The American Criminal Justice System: “Houston, We have a Problem.”
Mind you, this absolute immunity protection ONLY applies to government witnesses. It‘s the same type of logic as preventing poisoned customers from suing a chef because this would stifle the chef’s creativity in the kitchen. How many chefs would poison patrons? An illegal and unlikely scenario as restaurants would shut down and there would be health code compliance complaints. These safeguards do not play out in the criminal justice system. Quite the opposite: convictions win elections, including in the appellate arena, and look great in the media while those successful earn job promotions.
As for a forensic regulatory body, NONE with any regulatory powers over the criminal justice system exist, although the first National Commission on Forensic Science has just been created. What is currently in place is a scandal ridden “pay as you go” certifying agency environment where groups like the American Crime Lab Directors (under major fire and litigation) can issue board certifications and certificates for a fee despite not adhering to scientific peer review recommendations; e.g. blind audits, true proficiency tests.
As incredulous as these sordid tales are, the aftermath is even uglier. They will continue to happen unless decisive measures are taken. It took drug testing in the major league sports to prevent cheating. The “honor” system was just not working, ask Alex Rodriguez. The Tour de France can reclaim the seven Tour de France medals Lance Armstrong won while taking performance enhancement drugs, but a lying “expert witness” cannot restore the years lost to prison of someone framed by an uncaring and negligent justice system that turns a blind eye. Bo Bennett said it best, “For every good reason there is to lie, there is a better reason to tell the truth.” That reason should be the fear of repercussions. If a person can have their probation revoked for something as simple as missing a report period or failing to take required classes, we should require our government “experts” to prove their worth and work. It’s one thing for a charlatan preacher or carnival barker to line their pockets disingenuously, a whole other to allow unqualified and unethical government “experts” to play God with people’s lives based on shams.

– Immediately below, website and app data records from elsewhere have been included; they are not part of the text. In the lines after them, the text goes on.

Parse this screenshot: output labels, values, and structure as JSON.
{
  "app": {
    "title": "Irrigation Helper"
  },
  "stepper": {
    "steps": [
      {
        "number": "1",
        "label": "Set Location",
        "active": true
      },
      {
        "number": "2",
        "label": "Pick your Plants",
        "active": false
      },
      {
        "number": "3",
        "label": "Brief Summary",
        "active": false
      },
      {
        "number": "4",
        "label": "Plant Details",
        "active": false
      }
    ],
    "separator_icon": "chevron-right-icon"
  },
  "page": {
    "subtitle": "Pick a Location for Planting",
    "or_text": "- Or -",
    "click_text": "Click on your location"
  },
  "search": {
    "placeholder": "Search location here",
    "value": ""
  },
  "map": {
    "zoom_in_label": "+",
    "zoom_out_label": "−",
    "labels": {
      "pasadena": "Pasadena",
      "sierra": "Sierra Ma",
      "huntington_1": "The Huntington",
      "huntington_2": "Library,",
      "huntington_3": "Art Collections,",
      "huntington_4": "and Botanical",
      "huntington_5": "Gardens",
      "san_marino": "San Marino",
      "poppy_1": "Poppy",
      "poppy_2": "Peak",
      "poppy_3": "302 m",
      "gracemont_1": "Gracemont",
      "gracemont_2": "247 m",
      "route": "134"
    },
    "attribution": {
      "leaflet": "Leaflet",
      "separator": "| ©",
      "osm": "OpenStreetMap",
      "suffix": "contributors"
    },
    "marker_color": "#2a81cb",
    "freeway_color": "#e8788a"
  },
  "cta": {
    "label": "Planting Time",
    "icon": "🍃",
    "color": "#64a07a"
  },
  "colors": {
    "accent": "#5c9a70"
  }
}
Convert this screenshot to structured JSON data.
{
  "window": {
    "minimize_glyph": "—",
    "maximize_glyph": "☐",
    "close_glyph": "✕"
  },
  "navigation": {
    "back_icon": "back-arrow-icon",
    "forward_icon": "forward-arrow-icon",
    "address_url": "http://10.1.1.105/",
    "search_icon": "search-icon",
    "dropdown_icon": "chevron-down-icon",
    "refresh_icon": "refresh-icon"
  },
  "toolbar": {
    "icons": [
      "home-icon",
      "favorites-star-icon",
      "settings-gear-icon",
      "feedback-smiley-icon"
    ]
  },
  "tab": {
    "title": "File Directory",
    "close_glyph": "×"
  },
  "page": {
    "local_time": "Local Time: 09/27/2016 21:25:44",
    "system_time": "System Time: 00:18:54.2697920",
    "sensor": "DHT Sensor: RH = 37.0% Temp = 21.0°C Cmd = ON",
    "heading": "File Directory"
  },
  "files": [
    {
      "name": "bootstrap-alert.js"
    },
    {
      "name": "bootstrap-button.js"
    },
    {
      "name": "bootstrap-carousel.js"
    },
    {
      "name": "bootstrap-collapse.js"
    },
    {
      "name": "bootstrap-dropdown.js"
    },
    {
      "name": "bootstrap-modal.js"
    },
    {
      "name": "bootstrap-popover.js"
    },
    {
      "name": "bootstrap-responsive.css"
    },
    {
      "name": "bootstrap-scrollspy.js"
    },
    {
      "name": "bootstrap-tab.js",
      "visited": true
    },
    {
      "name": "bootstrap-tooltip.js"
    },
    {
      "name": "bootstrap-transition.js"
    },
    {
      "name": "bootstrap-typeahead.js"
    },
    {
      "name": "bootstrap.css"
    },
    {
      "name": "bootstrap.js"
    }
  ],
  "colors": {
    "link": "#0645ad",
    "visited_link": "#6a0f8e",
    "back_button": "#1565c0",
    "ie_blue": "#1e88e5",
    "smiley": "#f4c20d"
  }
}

Here is a simple and common sense roadmap that doesn’t take a college genius to figure out. We must start off with safeguarding the integrity of our country’s most precious institution, the justice system. First, we must separate police work and its prosecution from toxicology. The only bodies that scientists should be reporting to are other scientific bodies (legitimate, of the academic and scientific peer review variety). Currently much police miscegenation occurs, right down to the divvying and mixing up of funds and paychecks. Forensic results should be reported to the government, not controlled by the police or prosecution (as the Virginia LeFever murder conviction demonstrates where the prosecutor told James Ferguson what they were looking for despite the coroner’s findings). Second, although ethics is the new corporate “it” word, it seems to be staggering behind in the world of the police state. We must make it an essential minimum and reality in the HR of government personnel hiring. Proper screening of candidates and reference checking should be mandatory and commonplace. Our government experts should not only demonstrate the highest academic credentials, but they must also possess character beyond reproach; for their opinions don’t favor the highest bidder of a government contract or the buying power of widgets, but directly affects the value and experience of human life, a far more precious commodity and one that our Constitution was designed to protect. The type of character of one to whom so much power is given must be circumscribed with honesty, meticulousness, and trustworthiness. Third, we must not “trust” that local governments can ferret out frauds. There needs to be uniform national and consistent standards, protocols, and mandatory continued professional education akin to what lawyers, accountants, doctors, nurses, architects and engineers are required to take to take to keep up with developments in the field. All experts should be subjected to national certifications testing their proficiency before they can practice, akin to passing the FBI forensics courses to prove they possess the minimal aptitude and skills with which to handle and report laboratory evidence before doing so. Hopefully, the time has come where enough shame and disgust can propel us forward to reclaim what in theory should be the world’s best justice system, but is currently a far cry.